-- DATA SUPPLIED --
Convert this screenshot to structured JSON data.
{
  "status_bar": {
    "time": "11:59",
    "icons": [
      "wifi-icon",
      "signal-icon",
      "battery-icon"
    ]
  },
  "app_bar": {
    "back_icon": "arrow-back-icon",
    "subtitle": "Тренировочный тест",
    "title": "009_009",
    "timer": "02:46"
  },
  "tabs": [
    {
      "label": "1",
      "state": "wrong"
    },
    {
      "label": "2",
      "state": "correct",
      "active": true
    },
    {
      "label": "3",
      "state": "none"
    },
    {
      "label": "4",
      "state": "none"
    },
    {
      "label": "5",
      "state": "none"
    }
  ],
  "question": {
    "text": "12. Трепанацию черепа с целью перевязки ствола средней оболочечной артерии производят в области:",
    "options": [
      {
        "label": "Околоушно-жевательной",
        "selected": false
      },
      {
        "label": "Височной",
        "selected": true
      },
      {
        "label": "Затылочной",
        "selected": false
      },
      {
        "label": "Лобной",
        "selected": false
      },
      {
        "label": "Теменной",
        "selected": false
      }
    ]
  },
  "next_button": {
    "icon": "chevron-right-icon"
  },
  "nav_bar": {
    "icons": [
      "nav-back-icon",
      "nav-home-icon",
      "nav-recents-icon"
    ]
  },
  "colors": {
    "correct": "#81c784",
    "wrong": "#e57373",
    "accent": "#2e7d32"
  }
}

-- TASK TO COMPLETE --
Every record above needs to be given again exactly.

-- SOLUTION FOR THIS TASK --
Convert this screenshot to structured JSON data.
{
  "status_bar": {
    "time": "11:59",
    "icons": [
      "wifi-icon",
      "signal-icon",
      "battery-icon"
    ]
  },
  "app_bar": {
    "back_icon": "arrow-back-icon",
    "subtitle": "Тренировочный тест",
    "title": "009_009",
    "timer": "02:46"
  },
  "tabs": [
    {
      "label": "1",
      "state": "wrong"
    },
    {
      "label": "2",
      "state": "correct",
      "active": true
    },
    {
      "label": "3",
      "state": "none"
    },
    {
      "label": "4",
      "state": "none"
    },
    {
      "label": "5",
      "state": "none"
    }
  ],
  "question": {
    "text": "12. Трепанацию черепа с целью перевязки ствола средней оболочечной артерии производят в области:",
    "options": [
      {
        "label": "Околоушно-жевательной",
        "selected": false
      },
      {
        "label": "Височной",
        "selected": true
      },
      {
        "label": "Затылочной",
        "selected": false
      },
      {
        "label": "Лобной",
        "selected": false
      },
      {
        "label": "Теменной",
        "selected": false
      }
    ]
  },
  "next_button": {
    "icon": "chevron-right-icon"
  },
  "nav_bar": {
    "icons": [
      "nav-back-icon",
      "nav-home-icon",
      "nav-recents-icon"
    ]
  },
  "colors": {
    "correct": "#81c784",
    "wrong": "#e57373",
    "accent": "#2e7d32"
  }
}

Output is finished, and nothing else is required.